Learning for the sake of wonder

We live in a golden age of learning. The access we have to ideas, cultures, and religions is unprecedented. At no other time in history has it been easier to be a student. Yet, so much of this is scrolled past. Along with this deluge of information comes a recoil. We instinctively back away and hide in what is familiar. If given the choice between sitting through a dense defense of a particular idea or scrolling through a personalized stream of pretty faces or funny quips, not many people will choose the former.

The reason why we shy away from these fountains of knowledge is not the point of this post. Rather, I would like to highlight a few platforms where those who are interested can find many choices to hear a different point of view, learn a new skill or subject, or broaden their knowledge base.

  1. Youtube – the largest and most comprehensive video collection in the universe. There are some great channels out there which have genuinely helped me to see the world in a different way. Some of my favorites:

Smarter Every Day

Bible Project

CS Lewis Doodle

  1. Great Courses – This company has gathered some of the best teachers in the world to teach some of the most interesting topics. Their catalogue is extensive, and the cost can be steep, however we get the Audible courses which are in audio only but come with PDF materials. The cost of each course then is never more than the cost of one credit which can be as low as $12. I also buy them whenever they are on sale (as low as $2-$3). A couple of my favorites have been:

Anything by Elizabeth Vandiver (mostly classics and myths)

Espionage and Covert Operations: A Global History

Customs of the World: Using Cultural Intelligence to Adapt, Wherever You Are

  1. Udemy – People are able to upload their own courses, so not the level of professionalism as the Great Courses, but still some great content. They regularly have sales on the courses so you can try them out and see if you like the format. A benefit of this approach over the Great Courses and Youtube is that there are forums and other ways to interact with the teachers and fellow students.

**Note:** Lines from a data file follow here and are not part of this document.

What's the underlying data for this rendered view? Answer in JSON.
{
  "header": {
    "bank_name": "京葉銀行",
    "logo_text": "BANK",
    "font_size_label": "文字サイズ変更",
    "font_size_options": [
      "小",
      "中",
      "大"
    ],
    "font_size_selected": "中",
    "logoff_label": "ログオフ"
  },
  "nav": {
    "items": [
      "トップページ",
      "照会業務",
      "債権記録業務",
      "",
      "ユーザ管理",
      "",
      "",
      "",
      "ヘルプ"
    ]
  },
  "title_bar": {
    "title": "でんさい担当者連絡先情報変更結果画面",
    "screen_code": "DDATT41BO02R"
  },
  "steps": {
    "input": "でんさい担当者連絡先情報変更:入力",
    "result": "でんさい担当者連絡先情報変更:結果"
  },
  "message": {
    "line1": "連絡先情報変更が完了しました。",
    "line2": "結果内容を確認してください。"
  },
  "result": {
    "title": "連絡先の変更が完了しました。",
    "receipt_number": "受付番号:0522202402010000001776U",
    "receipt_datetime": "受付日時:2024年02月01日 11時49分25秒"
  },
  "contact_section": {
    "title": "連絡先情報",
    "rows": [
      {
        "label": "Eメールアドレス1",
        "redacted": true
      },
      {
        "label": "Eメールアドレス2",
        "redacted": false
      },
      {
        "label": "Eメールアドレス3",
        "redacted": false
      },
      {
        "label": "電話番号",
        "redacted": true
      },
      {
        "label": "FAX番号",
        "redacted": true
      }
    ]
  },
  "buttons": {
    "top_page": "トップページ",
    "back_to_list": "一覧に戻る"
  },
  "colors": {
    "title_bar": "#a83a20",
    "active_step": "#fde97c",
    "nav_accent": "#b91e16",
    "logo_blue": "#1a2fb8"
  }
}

  2. Logos – I use Logos every singe day, and firmly believe that any believer who has a phone, tablet, or computer should have Logos. They give away free books or courses every month, and I have a pretty good catalogue of courses that I work through in 15 minute segments every day. I like the ability to be able to do so much with my other Logos resources right with the course. The videos are simple and professional, and they have some excellent teachers.

  • Their Logos Training – Study the Bible with Logos is a great help to figure out basic Bible study with modern tools

  • I really enjoyed Pennington’s NT301 The Gospels as Ancient Biography course

We live in an incredible universe. Everywhere we look we can see bits of creation that should really take our breathe away, if we only had the eyes to see. I keep learning because I want to be amazed again. Some of these teachers have helped me see something I had regularly overlooked. I hope one or two of these options open your eyes too.

A relational God

A couple of months ago, a non-believing friend told me that he loves Greek mythology more than Old Testament stories because Greek gods and goddesses have human personality traits that make them relatable. Zeus is stormy. Hera is manipulative and difficult. Athena plays favorites. “Holiness is too strange,” he said. “I don’t understand it. I don’t want to be close to a shapeless fire on a mountain.” In this moment, I realized the relational importance of the incarnated Christ because in Jesus, we see a compression of divine emotional complexity. In him, we find a fiery Lord who turns over tables in a temple, a tender Lord who weeps with the weeping, a gentle Lord who welcomes little children, a weary Lord who sleeps, and an introverted Lord who needs time alone. We also find a Lord who sometimes wants to quit and go home. “Let this cup pass from me,”[5] he prayed—wishing for a way out that would not come. Here, Jesus gives us a beautiful example of authentic prayer—showing us that we don’t have to go skipping and grinning into every loss we face. We can cry out. We can weep. We can be honest with the Father about all of our feelings before we come at last to “Not my will, but thine.”[6] It’s okay for that process to be a monumental battle for us because it was a monumental battle for Jesus. You have a High Priest who is able to empathize. You can talk to him straight.

Wisdom

A shade of sorrow passed over Taliesin’s face. ‘There are those,’ he said gently, ‘who must first learn loss, despair, and grief. Of all paths to wisdom, this is the cruelest and longest. Are you one who must follow such a way? This even I cannot know. If you are, take heart nonetheless. Those who reach the end do more than gain wisdom. As rough wool becomes cloth, and crude clay a vessel, so do they change and fashion wisdom for others, and what they give back is greater than what they won.
Lloyd Alexander, The High King (The Chronicles of Prydain #5)

The Holy Spirit

The Holy Spirit, in his indwelling, in his influences, and in his fruits, is the sum of all grace, holiness, comfort and joy. In one word, the Holy Spirit is the entire spiritual good that Christ purchased for men in this world. The Holy Spirit is also the sum of all perfection, glory, and eternal joy that he purchased for them in eternity.

  • Jonathan Edwards